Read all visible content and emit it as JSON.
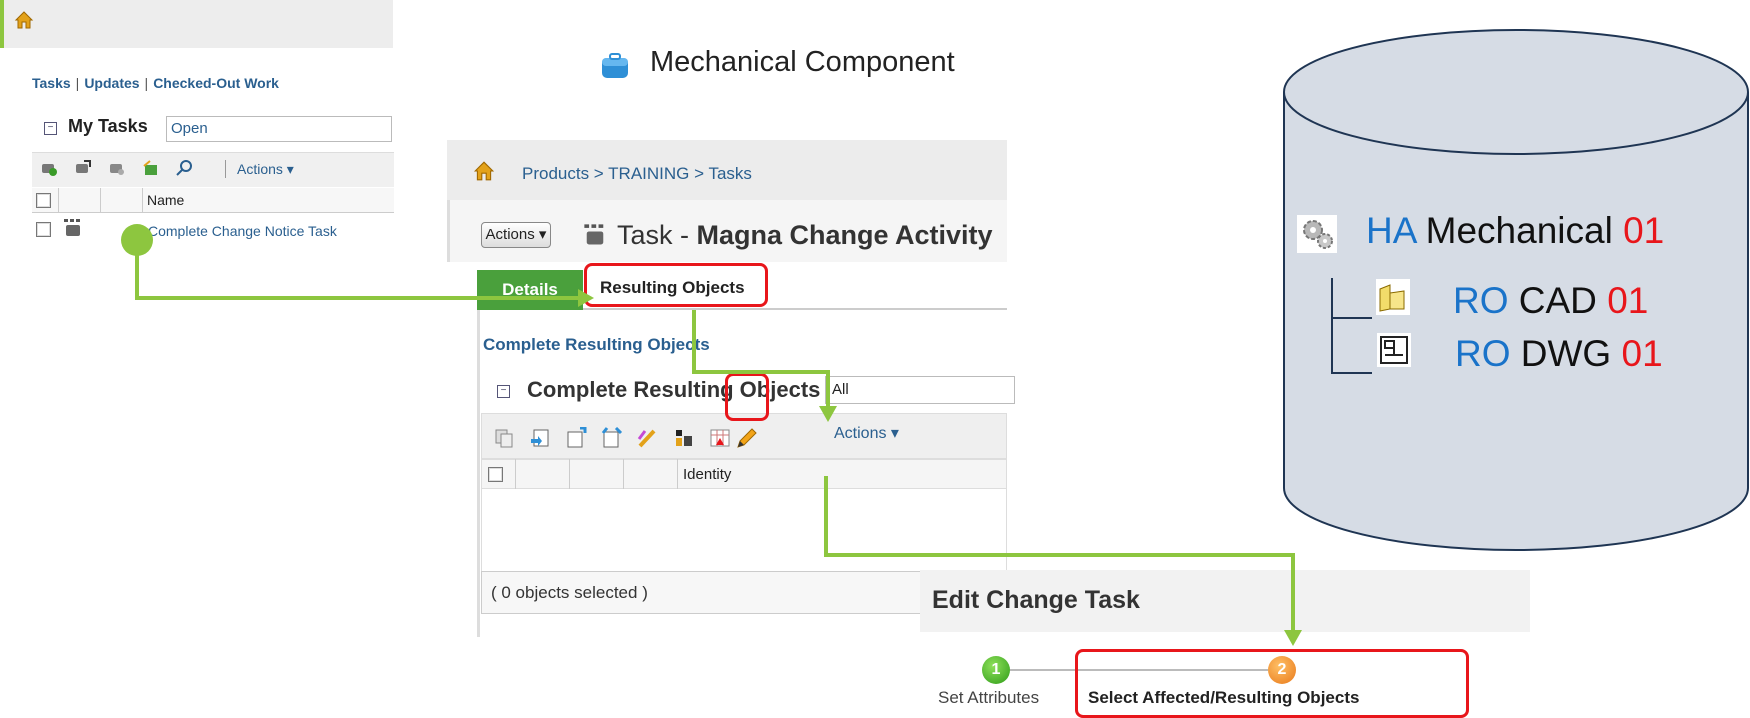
{
  "panel_tasks": {
    "tabs": [
      "Tasks",
      "Updates",
      "Checked-Out Work"
    ],
    "section_title": "My Tasks",
    "filter_value": "Open",
    "toolbar_actions_label": "Actions",
    "column_header": "Name",
    "row_name": "Complete Change Notice Task"
  },
  "mechanical_component_label": "Mechanical Component",
  "panel_task": {
    "breadcrumb": "Products > TRAINING > Tasks",
    "actions_button": "Actions",
    "title_prefix": "Task - ",
    "title_name": "Magna Change Activity",
    "tab_details": "Details",
    "tab_resulting_objects": "Resulting Objects",
    "complete_link": "Complete Resulting Objects",
    "section_title": "Complete Resulting Objects",
    "filter_value": "All",
    "toolbar_actions_label": "Actions",
    "column_identity": "Identity",
    "footer_status": "( 0 objects selected )"
  },
  "panel_edit": {
    "title": "Edit Change Task",
    "step1_number": "1",
    "step1_label": "Set Attributes",
    "step2_number": "2",
    "step2_label": "Select Affected/Resulting Objects"
  },
  "database": {
    "root": {
      "prefix": "HA",
      "name": "Mechanical",
      "rev": "01"
    },
    "children": [
      {
        "prefix": "RO",
        "name": "CAD",
        "rev": "01"
      },
      {
        "prefix": "RO",
        "name": "DWG",
        "rev": "01"
      }
    ]
  },
  "colors": {
    "connector_green": "#8dc63f",
    "highlight_red": "#e8161b",
    "link_blue": "#2a5f8f",
    "prefix_blue": "#1a73c9"
  }
}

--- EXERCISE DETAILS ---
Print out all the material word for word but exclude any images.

--- ANSWER TO THE EXERCISE ---
Read all visible content and emit it as JSON.
{
  "panel_tasks": {
    "tabs": [
      "Tasks",
      "Updates",
      "Checked-Out Work"
    ],
    "section_title": "My Tasks",
    "filter_value": "Open",
    "toolbar_actions_label": "Actions",
    "column_header": "Name",
    "row_name": "Complete Change Notice Task"
  },
  "mechanical_component_label": "Mechanical Component",
  "panel_task": {
    "breadcrumb": "Products > TRAINING > Tasks",
    "actions_button": "Actions",
    "title_prefix": "Task - ",
    "title_name": "Magna Change Activity",
    "tab_details": "Details",
    "tab_resulting_objects": "Resulting Objects",
    "complete_link": "Complete Resulting Objects",
    "section_title": "Complete Resulting Objects",
    "filter_value": "All",
    "toolbar_actions_label": "Actions",
    "column_identity": "Identity",
    "footer_status": "( 0 objects selected )"
  },
  "panel_edit": {
    "title": "Edit Change Task",
    "step1_number": "1",
    "step1_label": "Set Attributes",
    "step2_number": "2",
    "step2_label": "Select Affected/Resulting Objects"
  },
  "database": {
    "root": {
      "prefix": "HA",
      "name": "Mechanical",
      "rev": "01"
    },
    "children": [
      {
        "prefix": "RO",
        "name": "CAD",
        "rev": "01"
      },
      {
        "prefix": "RO",
        "name": "DWG",
        "rev": "01"
      }
    ]
  },
  "colors": {
    "connector_green": "#8dc63f",
    "highlight_red": "#e8161b",
    "link_blue": "#2a5f8f",
    "prefix_blue": "#1a73c9"
  }
}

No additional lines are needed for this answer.